## Problem requirements
Using the data below, copy each line that includes the word "link".

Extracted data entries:
┄┄┄┄┄┄┄┄┄┄┄┄┄┄┄┄┄┄┄┄
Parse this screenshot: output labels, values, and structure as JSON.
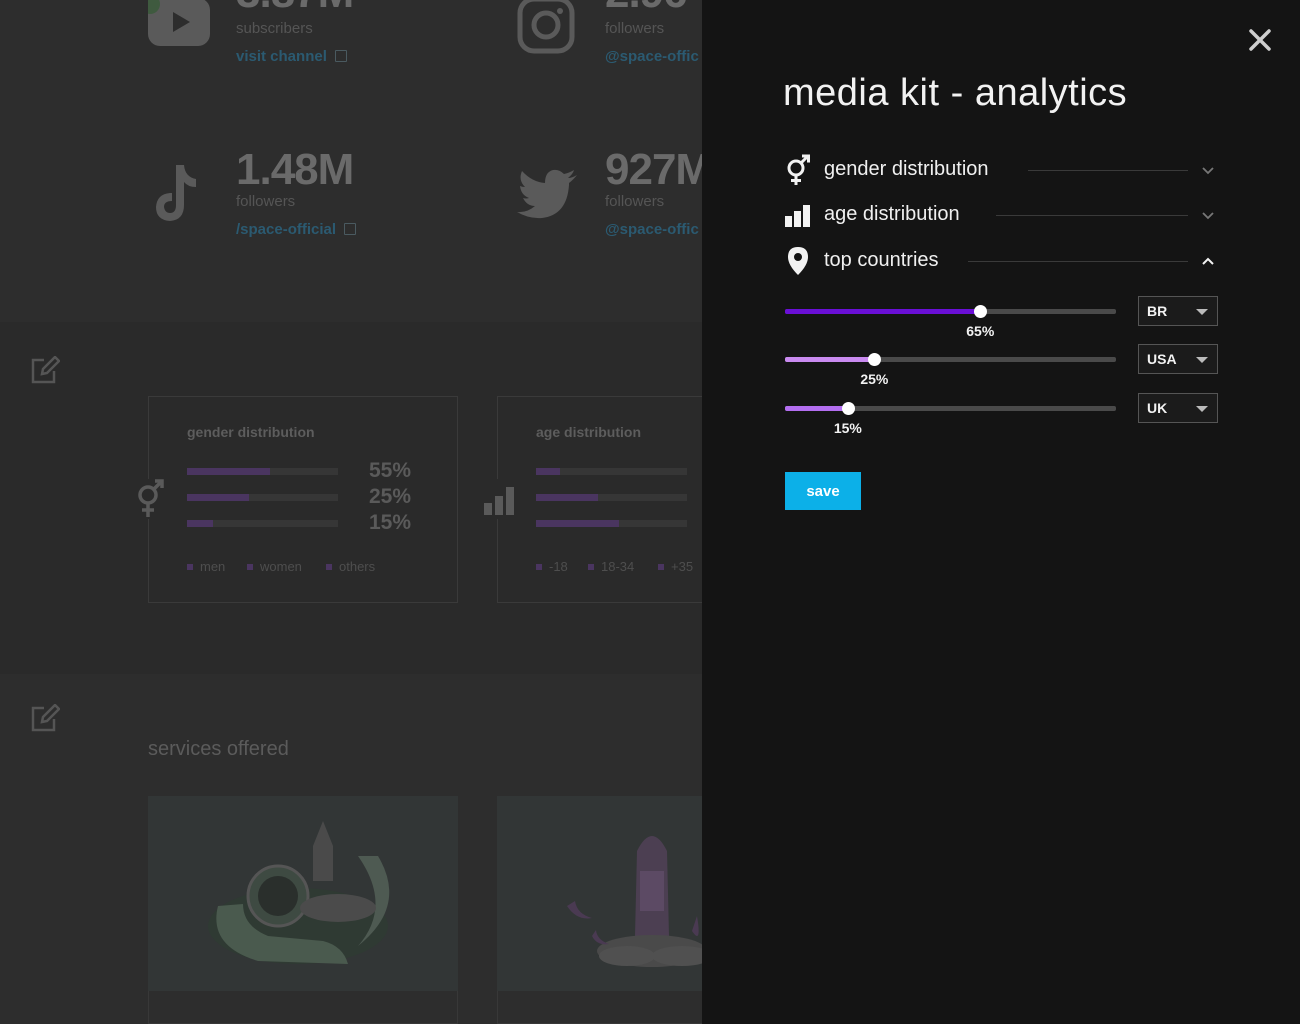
{
  "background": {
    "stats": [
      {
        "platform": "youtube",
        "value": "3.87M",
        "label": "subscribers",
        "link": "visit channel"
      },
      {
        "platform": "instagram",
        "value": "2.96",
        "label": "followers",
        "link": "@space-offic"
      },
      {
        "platform": "tiktok",
        "value": "1.48M",
        "label": "followers",
        "link": "/space-official"
      },
      {
        "platform": "twitter",
        "value": "927M",
        "label": "followers",
        "link": "@space-offic"
      }
    ],
    "gender_card": {
      "title": "gender distribution",
      "rows": [
        {
          "pct": "55%",
          "fill": 0.55
        },
        {
          "pct": "25%",
          "fill": 0.41
        },
        {
          "pct": "15%",
          "fill": 0.17
        }
      ],
      "legend": [
        "men",
        "women",
        "others"
      ]
    },
    "age_card": {
      "title": "age distribution",
      "rows": [
        {
          "fill": 0.16
        },
        {
          "fill": 0.41
        },
        {
          "fill": 0.55
        }
      ],
      "legend": [
        "-18",
        "18-34",
        "+35"
      ]
    },
    "services_title": "services offered"
  },
  "panel": {
    "title": "media kit - analytics",
    "sections": [
      {
        "label": "gender distribution",
        "icon": "gender-icon",
        "expanded": false
      },
      {
        "label": "age distribution",
        "icon": "bar-chart-icon",
        "expanded": false
      },
      {
        "label": "top countries",
        "icon": "location-pin-icon",
        "expanded": true
      }
    ],
    "countries": [
      {
        "country": "BR",
        "percent_label": "65%",
        "value": 0.59,
        "color": "#6a0fd6"
      },
      {
        "country": "USA",
        "percent_label": "25%",
        "value": 0.27,
        "color": "#c98af0"
      },
      {
        "country": "UK",
        "percent_label": "15%",
        "value": 0.19,
        "color": "#b36ef0"
      }
    ],
    "save_label": "save"
  }
}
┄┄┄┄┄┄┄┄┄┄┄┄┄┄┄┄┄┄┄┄
## Reply to the exercise
        "link": "visit channel"
        "link": "@space-offic"
        "link": "/space-official"
        "link": "@space-offic"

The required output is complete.